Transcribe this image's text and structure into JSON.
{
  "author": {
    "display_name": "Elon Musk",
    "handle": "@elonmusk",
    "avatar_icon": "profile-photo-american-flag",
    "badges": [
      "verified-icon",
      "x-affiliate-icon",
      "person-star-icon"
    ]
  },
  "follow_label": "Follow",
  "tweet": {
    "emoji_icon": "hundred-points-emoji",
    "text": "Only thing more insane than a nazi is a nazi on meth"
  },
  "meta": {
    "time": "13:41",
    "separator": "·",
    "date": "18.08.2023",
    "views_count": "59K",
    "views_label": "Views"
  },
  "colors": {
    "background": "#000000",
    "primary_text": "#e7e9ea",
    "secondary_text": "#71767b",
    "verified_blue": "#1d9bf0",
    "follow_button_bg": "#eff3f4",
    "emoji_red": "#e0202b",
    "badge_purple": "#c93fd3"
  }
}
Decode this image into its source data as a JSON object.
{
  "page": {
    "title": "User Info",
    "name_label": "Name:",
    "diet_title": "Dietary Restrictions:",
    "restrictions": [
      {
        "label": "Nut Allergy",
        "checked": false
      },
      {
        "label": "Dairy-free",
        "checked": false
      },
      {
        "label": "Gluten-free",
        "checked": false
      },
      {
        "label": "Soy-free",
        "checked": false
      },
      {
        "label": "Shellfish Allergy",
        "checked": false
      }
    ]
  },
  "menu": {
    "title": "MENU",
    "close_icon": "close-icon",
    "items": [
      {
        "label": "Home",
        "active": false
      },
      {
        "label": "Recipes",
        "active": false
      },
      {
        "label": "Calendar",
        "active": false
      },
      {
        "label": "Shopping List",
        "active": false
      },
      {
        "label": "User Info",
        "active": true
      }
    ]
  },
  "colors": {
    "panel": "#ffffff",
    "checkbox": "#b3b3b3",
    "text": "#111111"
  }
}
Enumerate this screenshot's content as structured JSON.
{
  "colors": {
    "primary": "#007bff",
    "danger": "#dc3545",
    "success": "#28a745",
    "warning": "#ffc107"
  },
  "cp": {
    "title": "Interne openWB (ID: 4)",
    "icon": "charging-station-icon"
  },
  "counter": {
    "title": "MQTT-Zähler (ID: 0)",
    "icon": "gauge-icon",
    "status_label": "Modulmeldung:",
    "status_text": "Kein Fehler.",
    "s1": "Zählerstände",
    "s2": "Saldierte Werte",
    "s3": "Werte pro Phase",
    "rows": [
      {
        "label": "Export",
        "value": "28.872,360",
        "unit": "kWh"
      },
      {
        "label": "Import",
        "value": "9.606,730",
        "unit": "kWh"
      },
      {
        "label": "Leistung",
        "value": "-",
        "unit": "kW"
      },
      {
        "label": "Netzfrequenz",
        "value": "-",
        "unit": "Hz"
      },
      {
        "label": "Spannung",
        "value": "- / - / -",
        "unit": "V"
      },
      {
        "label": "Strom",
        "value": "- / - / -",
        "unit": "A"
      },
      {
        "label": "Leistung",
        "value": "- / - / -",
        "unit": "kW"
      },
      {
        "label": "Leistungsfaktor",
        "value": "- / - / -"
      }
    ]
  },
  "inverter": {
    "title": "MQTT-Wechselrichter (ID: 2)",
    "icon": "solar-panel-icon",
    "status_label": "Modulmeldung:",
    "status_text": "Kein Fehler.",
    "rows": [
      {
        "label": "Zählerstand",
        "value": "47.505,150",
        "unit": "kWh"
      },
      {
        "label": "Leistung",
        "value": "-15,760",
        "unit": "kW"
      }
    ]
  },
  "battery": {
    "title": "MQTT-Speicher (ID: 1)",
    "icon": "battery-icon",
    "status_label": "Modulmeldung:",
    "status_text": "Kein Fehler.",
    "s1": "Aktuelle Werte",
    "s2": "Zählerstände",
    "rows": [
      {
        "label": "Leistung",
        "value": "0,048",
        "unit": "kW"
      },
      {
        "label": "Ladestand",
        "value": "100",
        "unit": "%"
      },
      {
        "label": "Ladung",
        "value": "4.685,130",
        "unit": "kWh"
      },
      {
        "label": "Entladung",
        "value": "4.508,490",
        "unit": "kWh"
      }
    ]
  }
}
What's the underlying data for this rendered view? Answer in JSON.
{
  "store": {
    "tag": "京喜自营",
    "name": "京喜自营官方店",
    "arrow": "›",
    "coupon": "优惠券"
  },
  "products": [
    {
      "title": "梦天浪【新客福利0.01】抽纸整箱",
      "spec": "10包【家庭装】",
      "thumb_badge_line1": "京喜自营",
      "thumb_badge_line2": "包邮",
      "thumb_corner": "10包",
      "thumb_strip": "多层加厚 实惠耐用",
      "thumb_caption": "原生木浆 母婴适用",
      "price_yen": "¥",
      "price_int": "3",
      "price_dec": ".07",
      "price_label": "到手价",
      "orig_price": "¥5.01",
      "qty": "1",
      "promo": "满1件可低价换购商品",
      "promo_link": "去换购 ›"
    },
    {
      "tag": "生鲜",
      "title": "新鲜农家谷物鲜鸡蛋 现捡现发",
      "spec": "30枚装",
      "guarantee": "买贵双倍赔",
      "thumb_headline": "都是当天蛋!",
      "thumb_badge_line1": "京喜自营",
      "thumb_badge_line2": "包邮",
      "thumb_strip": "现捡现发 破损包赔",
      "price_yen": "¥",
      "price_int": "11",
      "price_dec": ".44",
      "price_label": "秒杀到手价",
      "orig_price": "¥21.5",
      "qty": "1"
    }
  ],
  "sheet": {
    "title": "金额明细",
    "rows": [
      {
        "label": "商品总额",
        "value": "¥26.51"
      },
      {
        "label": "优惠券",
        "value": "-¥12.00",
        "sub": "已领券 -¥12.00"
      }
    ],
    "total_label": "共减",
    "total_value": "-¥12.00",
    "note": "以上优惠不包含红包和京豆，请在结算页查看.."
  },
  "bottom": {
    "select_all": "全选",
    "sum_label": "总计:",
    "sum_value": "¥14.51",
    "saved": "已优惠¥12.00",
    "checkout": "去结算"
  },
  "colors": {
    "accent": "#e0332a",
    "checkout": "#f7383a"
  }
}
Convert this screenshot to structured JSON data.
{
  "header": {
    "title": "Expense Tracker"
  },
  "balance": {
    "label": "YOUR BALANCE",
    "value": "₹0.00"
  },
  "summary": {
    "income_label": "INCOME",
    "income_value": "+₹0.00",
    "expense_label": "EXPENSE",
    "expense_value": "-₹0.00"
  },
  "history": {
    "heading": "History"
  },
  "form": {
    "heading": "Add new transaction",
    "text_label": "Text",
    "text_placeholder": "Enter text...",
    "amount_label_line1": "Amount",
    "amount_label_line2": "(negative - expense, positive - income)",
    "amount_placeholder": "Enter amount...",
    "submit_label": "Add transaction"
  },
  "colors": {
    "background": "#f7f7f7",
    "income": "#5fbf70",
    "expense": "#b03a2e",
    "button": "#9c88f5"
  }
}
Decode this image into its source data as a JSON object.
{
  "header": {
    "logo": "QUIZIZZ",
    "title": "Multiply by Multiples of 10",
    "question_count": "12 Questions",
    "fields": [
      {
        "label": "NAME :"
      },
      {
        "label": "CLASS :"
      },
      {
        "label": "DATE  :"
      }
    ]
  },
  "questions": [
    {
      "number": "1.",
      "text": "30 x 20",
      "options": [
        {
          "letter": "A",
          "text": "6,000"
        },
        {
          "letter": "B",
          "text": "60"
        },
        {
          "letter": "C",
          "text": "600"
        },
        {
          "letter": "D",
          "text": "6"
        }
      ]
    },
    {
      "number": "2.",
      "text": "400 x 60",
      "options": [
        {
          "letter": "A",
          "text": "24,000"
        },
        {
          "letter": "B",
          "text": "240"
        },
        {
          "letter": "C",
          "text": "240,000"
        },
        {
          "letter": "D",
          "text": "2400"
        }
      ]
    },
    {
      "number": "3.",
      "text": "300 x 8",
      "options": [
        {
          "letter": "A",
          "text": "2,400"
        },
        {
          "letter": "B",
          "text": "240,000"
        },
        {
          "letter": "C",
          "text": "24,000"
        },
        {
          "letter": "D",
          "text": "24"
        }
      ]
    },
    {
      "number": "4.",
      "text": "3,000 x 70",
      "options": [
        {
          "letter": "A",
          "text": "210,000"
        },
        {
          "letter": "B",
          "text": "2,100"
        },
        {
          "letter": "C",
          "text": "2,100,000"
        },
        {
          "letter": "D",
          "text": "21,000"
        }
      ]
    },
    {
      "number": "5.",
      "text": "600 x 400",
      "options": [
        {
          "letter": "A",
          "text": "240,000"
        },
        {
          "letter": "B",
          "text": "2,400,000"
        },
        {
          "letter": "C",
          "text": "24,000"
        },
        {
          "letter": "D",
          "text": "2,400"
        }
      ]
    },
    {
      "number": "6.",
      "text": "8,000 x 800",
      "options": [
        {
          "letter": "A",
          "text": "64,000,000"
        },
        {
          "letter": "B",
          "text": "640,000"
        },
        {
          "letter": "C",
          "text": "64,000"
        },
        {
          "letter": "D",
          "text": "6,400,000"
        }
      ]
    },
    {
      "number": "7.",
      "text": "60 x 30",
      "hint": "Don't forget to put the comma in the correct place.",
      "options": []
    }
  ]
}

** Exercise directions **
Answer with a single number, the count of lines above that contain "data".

** Result for this task **
4